“This study shows that there is some kind of association between cannabis use and drug overuse. headache in people with chronic migraine, but it is not known at this time whether patients use cannabis to treat headaches associated with overuse of drugs, or whether cannabis contributes to the development of headache due to overuse of drugs. drugs, or both, ”said lead researcher Dr. Niushen Zhang. Clinical Assistant Professor of Neurology and Neurological Sciences at Stanford University School of Medicine in California.
Many people with chronic migraines self-treat with marijuana, and there is some evidence that marijuana can help relieve other types of chronic pain, Zhang said.
“We found that people with chronic migraines who used cannabis were six times more likely to also experience headaches from overuse of medications, commonly referred to as ‘rebound headaches’, compared to people with chronic migraines that did not use cannabis, ”she said.
Zhang’s team reviewed the medical records of 368 people with chronic migraines for at least a year. Chronic migraine is 15 or more headache days per month. Of these patients, 150 used pot.
Of those in the study, 212 patients had headaches due to overuse of medication. Researchers found that people who used potty were more likely to have these headaches than those who did not. People who used opioids were also more likely to use pot.
Previous research has shown that both opioids and marijuana can affect the part of the brain related to migraine.
Dr Robert Duarte, director of the Northwell Health Pain Center in Great Neck, NY, reviewed the study and said rebound headaches could be a problem when patients use the potty to treat migraines.
“At this point, we can’t draw a real conclusion,” he said, but cannabis works for complaints associated with migraines, like sleep problems and anxiety.
Duarte said, however, that cannabis shouldn’t be the first drug that we try to control migraines. “You always want to try the standard drugs that are out there. There are so many new drugs that are good and effective – these should clearly be the first line treatments,” he said.
Plus, it’s unclear whether marijuana can cause a bad reaction to these newer drugs, Duarte said.
“If you are using marijuana, it is best to use it under the direction of a doctor who is certified to provide this treatment,” he said. “Many patients use it on the streets. Recreational cannabis is clearly not recommended, but I hear stories from patients telling me that it helps calm them and improve sleep.”
But if a patient develops cannabis-related rebound headaches, it’s best to stop using it, Duarte said.
“Try to stop it and see if those headaches go away,” he recommended. “It may take a while because the cannabis stays in your system for a while.

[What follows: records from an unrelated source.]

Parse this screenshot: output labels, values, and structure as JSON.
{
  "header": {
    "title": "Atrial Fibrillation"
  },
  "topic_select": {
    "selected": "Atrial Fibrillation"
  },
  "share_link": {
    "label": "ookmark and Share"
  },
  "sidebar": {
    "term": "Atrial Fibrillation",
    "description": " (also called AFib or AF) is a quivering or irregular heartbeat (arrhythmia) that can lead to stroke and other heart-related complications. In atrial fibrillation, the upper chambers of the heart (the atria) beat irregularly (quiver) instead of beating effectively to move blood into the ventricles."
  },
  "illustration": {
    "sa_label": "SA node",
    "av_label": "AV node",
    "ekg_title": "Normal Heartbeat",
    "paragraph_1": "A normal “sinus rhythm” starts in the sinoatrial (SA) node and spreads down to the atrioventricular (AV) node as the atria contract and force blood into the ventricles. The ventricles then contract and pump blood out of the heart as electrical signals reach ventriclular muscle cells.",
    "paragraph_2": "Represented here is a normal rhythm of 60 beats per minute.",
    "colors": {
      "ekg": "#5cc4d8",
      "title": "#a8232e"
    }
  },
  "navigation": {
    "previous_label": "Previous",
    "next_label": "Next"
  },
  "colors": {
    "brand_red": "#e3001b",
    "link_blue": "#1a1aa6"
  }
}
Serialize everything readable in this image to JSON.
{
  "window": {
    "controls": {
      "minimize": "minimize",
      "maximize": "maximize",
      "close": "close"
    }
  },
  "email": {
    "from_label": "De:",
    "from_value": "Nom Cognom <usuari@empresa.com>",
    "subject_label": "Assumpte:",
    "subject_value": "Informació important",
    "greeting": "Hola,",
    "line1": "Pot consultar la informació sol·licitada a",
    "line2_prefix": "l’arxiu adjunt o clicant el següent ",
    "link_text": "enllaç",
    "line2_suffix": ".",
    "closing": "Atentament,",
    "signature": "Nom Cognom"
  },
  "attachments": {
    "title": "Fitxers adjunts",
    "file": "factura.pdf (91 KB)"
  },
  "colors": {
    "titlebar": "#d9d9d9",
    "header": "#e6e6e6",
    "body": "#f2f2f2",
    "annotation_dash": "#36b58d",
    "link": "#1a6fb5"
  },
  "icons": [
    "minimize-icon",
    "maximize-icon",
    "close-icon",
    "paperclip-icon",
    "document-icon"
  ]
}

So it may take a few weeks or more to notice improvement after you stop using marijuana.”
The results will be presented at the American Academy of Neurology’s annual virtual meeting, April 17-22. Such research is considered preliminary until it is published in a peer-reviewed journal.
To learn more about migraine, see the National Headache Foundation.
SOURCES: Niushen Zhang, MD, clinical assistant professor, neurology and neurological sciences, Stanford University School of Medicine, Stanford, California; Robert Duarte, MD, director, Northwell Health Pain Center, Great Neck, NY; American Academy of Neurology Virtual Meeting, April 17-22, 2021